Record levels of syphilis cases reported to HSE

The vast majority of cases of the sexually-transmitted disease were among men

The number of syphilis cases reported to the HSE has risen to record levels, driven by increases in the incidence of the sexually-transmitted disease among both men and women.

There were 398 cases of early infectious syphilis last year, a rise of 31 per cent since 2016, according to the HSE’s Health Protection Surveillance Centre (HPSC).

Already this year, there have been 408 cases of the disease up to the start of November, more than in the whole of 2017.

The vast majority of cases were among men (96 per cent) and men who have sex with men (MSM - 87 per cent).


The centre says the number of cases is the highest on record since enhanced surveillance of the disease began in 2000.

The increase was mostly in males, but researchers also noted a slight rise in female cases, in a trend mirrored in the UK and the US.

Four of the 16 women diagnosed with syphilis were pregnant; there was also one case of congenital syphilis in a male infant whose mother was visiting Ireland at the time of his birth. The boy was treated at birth and referred for follow-up upon return to his home country.

People with multiple syphilis reinfections may play an important role in the transmission of the disease, according to the HPSC, which says most of the reinfection cases involve people who are also HIV positive.

Meanwhile, the number of recorded cases of gonorrhoea also grew last year, by 15 per cent to 2,249. This represents a slowdown from 2016, when a 51 per cent increase was recorded.

Four out of every five cases were in males, and 60 per cent involved MSM where the mode of transmission of the disease was known. A slowdown in the increase of MSM cases is being attributed to outreach and education work in the gay community.

However, the overall figures mask a 71 per cent rise in cases in women, compared to just 7 per cent for male cases.

Globally, rising rates of gonorrhoea infection are causing concern because of the threat posed by untreatable forms of the disease.
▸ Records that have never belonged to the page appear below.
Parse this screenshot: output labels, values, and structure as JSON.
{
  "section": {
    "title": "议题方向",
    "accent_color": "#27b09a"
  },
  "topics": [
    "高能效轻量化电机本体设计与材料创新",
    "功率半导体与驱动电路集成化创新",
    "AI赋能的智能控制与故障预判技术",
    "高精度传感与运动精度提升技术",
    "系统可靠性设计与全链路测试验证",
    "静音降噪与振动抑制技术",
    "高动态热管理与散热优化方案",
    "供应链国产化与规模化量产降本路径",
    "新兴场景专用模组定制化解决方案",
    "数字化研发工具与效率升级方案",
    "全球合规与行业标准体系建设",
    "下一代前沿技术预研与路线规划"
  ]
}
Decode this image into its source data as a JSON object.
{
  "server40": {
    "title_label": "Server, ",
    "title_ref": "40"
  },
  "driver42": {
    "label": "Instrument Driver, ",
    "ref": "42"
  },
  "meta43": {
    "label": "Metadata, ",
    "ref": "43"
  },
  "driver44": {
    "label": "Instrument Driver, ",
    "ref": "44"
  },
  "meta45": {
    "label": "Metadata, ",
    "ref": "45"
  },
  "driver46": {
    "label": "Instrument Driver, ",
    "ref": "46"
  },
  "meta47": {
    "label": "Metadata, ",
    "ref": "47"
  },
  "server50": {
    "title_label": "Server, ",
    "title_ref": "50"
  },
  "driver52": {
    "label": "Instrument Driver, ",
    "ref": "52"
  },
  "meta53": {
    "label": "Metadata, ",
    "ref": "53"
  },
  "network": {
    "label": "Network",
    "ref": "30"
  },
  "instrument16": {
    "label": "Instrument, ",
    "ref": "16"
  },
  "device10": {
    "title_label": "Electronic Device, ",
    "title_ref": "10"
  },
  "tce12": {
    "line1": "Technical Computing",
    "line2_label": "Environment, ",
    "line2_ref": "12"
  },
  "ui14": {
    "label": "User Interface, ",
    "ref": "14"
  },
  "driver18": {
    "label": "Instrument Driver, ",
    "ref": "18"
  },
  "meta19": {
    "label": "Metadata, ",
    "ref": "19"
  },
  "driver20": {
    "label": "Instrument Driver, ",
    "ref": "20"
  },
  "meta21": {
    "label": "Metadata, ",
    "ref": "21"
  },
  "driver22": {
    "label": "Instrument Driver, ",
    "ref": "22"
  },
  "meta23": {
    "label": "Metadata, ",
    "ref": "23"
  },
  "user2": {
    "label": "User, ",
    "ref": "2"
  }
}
The HPSC advises going for regular tests, using condoms, and reducing the number of sexual partners as the best ways to have safer sex.

Paul Cullen

Paul Cullen

Paul Cullen is Health Editor of The Irish Times